• _EXERCISE GOAL_: Go through the data and tally the lines that hold the string "name". Reply with the total alone.

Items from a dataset
== Segment start ==
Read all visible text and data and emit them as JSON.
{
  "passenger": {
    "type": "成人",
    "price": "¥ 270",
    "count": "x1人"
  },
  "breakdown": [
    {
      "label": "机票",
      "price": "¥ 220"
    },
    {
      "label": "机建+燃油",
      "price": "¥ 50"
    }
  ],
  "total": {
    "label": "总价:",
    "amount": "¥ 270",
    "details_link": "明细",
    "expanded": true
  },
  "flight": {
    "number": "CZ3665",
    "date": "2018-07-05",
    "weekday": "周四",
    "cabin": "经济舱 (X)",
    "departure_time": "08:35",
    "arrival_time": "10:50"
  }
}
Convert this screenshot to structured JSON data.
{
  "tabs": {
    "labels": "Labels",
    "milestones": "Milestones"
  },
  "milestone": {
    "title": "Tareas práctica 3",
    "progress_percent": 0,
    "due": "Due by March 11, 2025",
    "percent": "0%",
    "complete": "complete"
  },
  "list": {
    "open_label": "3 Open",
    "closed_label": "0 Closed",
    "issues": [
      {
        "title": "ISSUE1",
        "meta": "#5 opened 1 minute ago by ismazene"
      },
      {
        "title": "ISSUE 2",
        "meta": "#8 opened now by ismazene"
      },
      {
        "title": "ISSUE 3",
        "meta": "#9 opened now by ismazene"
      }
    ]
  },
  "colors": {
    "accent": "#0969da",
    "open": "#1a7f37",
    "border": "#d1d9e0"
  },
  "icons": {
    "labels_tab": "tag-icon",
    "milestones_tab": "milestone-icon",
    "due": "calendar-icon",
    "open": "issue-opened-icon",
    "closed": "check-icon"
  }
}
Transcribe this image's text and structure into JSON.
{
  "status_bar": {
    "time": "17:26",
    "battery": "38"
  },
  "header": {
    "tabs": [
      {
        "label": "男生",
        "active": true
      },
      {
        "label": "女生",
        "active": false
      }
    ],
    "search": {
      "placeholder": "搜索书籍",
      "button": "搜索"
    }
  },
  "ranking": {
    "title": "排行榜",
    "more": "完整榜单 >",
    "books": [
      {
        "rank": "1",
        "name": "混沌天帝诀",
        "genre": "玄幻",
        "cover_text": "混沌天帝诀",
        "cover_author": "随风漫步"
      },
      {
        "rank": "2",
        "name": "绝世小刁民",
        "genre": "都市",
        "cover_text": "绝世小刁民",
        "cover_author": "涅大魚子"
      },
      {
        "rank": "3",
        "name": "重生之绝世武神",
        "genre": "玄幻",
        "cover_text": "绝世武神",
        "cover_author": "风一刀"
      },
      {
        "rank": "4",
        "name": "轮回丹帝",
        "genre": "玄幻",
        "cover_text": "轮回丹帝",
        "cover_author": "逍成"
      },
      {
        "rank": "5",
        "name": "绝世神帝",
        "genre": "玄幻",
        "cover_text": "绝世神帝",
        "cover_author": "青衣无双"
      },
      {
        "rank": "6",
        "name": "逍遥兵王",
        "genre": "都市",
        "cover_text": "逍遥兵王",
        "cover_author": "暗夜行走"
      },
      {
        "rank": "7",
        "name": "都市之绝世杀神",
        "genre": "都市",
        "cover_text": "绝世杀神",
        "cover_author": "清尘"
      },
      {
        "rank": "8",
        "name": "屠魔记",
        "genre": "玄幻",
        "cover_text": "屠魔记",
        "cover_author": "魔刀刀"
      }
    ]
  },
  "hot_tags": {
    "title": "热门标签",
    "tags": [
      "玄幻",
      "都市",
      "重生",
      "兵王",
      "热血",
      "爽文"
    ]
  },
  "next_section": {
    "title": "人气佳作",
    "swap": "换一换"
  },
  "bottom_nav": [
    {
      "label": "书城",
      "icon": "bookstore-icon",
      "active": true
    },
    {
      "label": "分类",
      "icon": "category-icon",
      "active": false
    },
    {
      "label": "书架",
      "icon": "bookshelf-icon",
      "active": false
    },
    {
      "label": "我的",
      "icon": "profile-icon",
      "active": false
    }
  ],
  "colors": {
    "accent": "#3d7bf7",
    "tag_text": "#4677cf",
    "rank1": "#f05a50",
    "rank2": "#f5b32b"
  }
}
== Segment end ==
• _WRITTEN ANSWER_: 8